"He always did say, 'There is never enough time for an artist,'" says Richards. "He always felt pressured that in an artist's lifetime, they could never do enough." This proved to be all too true: Vadim was only 56 when he died.
Artists, in a way, are different from other mortals because their work lives on. In Vadim's case, there was still more work that he hoped to complete. An art exchange between Asheville and Vladikavkaz was one such project — though Vadim had moved away, he still considered Russia to be home and was proud of its art. (That project did begin, last year, with a showing of Russian children's art through the Sister Cities program.) Some other large projects, which were delayed while Vadim completed the "Cornelia and Cedric" installation, are left unfinished.
One project was completed, at least as far as Vadim was concerned. He was able to bring Georgi to the U.S. and, in less than a decade, the younger Bora has relocated to New York and is in the process of making his own way as an artist. Georgi says that, as a small child, his father would “encourage me to find answers, to construct ideas to a physical form, to catch them if they were interesting” — these lessons inform his work today.
Vadim left behind other bodies of work that he may not have ever considered for a gallery. For example, Richards says she'd like to do a slideshow of images from Vadim's camera, "how art is seen through the artist's eye." Pictures include cloud formations, elements of nature and still lifes of fruit. "To him, it was already art in nature," says Richards.
Once, while visiting Richards' relatives in Dillingham, N.C., Vadim discovered a large boulder in Big Ivy Creek and insisted on having it pulled up and delivered to the couple's home. "It was a ready-made sculpture," says Richards. That boulder will mark Vadim's grave in the Riverside Cemetery — he lies not far from O. Henry, his favorite American writer.
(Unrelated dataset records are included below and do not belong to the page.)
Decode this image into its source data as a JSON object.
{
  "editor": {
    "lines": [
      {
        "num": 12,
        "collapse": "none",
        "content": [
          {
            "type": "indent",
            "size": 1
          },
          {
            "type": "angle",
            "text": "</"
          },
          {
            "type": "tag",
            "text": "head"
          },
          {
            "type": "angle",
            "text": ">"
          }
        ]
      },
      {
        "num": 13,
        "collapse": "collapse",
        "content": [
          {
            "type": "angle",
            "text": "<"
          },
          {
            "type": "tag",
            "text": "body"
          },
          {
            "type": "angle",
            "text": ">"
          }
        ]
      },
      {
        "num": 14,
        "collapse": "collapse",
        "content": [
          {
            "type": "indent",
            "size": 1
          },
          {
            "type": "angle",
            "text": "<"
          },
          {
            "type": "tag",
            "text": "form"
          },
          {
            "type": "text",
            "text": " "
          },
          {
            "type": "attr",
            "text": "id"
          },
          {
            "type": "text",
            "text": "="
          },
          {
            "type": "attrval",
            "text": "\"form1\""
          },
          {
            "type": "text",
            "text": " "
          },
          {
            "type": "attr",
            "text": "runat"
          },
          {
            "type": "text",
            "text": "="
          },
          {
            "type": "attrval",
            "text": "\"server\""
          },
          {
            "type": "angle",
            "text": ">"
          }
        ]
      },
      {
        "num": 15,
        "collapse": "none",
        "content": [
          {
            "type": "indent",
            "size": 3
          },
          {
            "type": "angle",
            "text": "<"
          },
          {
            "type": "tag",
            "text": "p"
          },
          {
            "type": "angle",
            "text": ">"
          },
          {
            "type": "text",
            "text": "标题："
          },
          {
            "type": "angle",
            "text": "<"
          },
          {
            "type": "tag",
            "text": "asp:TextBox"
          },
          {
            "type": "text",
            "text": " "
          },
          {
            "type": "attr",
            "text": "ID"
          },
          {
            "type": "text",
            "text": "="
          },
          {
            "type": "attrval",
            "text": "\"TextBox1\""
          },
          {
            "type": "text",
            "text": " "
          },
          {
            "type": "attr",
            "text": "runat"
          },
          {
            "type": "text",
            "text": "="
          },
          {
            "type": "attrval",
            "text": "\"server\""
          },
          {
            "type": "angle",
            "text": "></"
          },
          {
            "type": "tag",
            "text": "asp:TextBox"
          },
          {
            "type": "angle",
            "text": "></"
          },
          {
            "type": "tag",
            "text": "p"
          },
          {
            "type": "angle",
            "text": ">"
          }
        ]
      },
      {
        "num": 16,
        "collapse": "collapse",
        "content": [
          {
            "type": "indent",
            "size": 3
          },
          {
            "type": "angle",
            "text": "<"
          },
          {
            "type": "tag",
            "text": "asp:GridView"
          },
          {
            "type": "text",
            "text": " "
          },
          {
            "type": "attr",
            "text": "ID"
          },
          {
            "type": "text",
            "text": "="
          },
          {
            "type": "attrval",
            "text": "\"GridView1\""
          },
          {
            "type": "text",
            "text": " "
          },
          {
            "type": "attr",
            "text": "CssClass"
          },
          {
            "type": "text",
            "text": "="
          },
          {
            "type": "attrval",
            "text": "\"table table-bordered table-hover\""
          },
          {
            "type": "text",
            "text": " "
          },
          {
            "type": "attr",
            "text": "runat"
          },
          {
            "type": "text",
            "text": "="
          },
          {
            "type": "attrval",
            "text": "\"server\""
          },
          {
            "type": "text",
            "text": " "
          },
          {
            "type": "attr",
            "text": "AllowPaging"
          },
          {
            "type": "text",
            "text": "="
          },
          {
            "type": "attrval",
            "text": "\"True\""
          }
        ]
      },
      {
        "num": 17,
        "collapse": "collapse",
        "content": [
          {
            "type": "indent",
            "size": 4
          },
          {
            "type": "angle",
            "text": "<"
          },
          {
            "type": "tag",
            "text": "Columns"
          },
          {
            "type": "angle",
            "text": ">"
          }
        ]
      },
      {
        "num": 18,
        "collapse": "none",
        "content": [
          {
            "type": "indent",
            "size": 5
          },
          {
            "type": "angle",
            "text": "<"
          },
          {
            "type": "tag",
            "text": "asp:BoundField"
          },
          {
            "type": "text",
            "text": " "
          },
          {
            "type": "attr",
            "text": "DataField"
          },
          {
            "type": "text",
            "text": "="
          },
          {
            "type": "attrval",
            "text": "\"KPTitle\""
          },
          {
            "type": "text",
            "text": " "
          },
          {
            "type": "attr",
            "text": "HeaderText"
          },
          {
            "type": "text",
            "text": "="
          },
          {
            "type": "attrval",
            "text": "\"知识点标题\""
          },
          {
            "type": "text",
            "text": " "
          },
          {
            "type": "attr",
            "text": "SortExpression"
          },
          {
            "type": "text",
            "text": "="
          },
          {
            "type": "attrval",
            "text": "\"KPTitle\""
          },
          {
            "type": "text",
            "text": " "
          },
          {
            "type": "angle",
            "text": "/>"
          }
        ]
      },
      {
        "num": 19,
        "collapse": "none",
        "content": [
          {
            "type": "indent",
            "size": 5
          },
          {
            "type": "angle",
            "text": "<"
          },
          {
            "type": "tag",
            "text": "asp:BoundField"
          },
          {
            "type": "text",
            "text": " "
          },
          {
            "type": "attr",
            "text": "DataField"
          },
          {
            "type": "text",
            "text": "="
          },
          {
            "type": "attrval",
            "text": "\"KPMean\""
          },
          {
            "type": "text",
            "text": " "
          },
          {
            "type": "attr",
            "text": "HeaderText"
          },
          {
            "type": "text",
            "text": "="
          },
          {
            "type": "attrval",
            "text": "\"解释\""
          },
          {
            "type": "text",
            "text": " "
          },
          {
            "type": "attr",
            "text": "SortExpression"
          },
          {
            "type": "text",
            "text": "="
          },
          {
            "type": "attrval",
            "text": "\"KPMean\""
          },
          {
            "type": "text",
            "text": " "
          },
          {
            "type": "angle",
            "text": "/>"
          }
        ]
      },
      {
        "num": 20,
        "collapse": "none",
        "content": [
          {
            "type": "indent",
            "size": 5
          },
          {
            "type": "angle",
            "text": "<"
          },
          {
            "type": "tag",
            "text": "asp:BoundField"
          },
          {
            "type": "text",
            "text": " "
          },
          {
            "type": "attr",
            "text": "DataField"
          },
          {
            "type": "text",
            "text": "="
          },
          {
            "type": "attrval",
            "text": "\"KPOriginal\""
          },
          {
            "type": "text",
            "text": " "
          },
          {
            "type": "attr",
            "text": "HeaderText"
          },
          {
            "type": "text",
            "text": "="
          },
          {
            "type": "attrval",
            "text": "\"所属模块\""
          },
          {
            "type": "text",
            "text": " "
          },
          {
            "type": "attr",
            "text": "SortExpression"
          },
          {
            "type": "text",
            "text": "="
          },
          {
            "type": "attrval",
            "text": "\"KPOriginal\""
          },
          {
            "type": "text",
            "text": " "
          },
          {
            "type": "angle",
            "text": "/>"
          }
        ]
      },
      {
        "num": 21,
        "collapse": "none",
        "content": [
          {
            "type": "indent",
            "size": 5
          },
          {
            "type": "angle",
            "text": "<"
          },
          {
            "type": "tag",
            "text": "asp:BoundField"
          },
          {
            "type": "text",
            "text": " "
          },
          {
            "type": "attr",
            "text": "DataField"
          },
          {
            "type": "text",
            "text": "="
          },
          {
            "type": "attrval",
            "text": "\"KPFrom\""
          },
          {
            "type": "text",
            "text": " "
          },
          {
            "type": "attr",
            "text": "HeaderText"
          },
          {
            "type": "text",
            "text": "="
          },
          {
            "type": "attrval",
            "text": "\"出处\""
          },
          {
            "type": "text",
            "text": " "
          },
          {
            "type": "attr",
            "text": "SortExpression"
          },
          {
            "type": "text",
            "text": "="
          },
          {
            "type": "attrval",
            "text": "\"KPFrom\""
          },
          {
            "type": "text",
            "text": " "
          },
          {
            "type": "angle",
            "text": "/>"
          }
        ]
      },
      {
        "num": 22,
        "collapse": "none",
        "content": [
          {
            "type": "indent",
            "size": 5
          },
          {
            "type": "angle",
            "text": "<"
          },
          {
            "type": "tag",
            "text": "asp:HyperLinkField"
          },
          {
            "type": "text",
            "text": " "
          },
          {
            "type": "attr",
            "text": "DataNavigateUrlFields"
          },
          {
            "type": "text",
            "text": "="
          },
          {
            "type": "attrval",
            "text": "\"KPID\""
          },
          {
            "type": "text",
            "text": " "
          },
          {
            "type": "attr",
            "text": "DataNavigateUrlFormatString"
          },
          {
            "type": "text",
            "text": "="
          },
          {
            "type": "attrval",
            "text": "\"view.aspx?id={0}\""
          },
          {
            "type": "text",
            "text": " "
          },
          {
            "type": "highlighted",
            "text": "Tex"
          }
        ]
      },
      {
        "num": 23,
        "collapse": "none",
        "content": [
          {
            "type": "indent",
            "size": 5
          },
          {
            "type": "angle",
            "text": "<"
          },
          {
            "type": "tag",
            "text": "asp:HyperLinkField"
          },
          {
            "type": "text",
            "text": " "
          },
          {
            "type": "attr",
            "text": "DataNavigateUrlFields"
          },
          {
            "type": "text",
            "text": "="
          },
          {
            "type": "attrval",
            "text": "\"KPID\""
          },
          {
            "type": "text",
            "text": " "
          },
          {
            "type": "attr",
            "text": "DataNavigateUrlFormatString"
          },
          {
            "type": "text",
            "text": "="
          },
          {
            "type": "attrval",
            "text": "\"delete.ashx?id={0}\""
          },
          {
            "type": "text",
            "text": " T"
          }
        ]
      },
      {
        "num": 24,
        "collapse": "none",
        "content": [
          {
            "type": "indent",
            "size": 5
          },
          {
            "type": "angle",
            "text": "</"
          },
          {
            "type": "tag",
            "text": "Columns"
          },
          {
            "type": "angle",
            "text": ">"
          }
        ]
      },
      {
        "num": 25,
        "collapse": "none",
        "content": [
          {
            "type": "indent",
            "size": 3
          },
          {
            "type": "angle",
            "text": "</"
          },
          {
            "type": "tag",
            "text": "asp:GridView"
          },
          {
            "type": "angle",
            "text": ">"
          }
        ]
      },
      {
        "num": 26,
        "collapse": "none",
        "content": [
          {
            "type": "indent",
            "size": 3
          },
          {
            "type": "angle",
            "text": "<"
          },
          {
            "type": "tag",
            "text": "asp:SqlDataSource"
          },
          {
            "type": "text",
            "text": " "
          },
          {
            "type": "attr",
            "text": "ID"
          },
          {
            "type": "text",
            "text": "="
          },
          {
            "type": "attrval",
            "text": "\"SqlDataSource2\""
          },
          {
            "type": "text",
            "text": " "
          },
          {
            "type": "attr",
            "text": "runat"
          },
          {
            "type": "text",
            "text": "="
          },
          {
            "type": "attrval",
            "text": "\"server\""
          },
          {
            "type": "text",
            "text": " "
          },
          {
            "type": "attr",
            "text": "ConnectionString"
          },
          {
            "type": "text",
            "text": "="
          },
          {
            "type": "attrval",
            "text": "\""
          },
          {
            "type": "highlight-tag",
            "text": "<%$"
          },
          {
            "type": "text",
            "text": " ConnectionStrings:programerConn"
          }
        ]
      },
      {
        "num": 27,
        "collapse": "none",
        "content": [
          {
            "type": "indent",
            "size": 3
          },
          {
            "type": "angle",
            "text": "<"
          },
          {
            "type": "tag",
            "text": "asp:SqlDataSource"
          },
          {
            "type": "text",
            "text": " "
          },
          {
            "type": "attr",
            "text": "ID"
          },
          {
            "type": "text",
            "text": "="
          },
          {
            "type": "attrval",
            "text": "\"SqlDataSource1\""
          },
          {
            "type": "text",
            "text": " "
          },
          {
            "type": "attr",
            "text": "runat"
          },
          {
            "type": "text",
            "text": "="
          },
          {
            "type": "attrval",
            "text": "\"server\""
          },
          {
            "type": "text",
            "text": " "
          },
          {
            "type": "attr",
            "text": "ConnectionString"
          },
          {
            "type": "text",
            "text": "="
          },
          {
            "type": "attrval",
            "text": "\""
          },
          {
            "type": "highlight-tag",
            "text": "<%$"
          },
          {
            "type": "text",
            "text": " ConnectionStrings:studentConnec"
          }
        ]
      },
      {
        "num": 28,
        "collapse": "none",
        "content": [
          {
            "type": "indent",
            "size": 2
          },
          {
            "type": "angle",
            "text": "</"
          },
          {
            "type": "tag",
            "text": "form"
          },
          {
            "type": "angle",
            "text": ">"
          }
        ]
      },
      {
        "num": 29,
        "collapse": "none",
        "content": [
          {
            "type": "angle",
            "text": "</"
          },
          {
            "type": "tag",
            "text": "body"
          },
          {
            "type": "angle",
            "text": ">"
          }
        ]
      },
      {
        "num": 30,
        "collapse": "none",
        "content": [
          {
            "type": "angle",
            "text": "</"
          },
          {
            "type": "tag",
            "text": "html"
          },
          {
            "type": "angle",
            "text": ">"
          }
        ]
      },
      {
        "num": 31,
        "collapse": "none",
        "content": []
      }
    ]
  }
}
Appropriately, the grave will also have a bronze bust of Vadim’s called “DNA.” Which, says Richards, "He described as a melding of all his ancestry and himself in one face." An apt finale from an artist who had so much to express.
— Alli Marshall can be reached at email@example.com.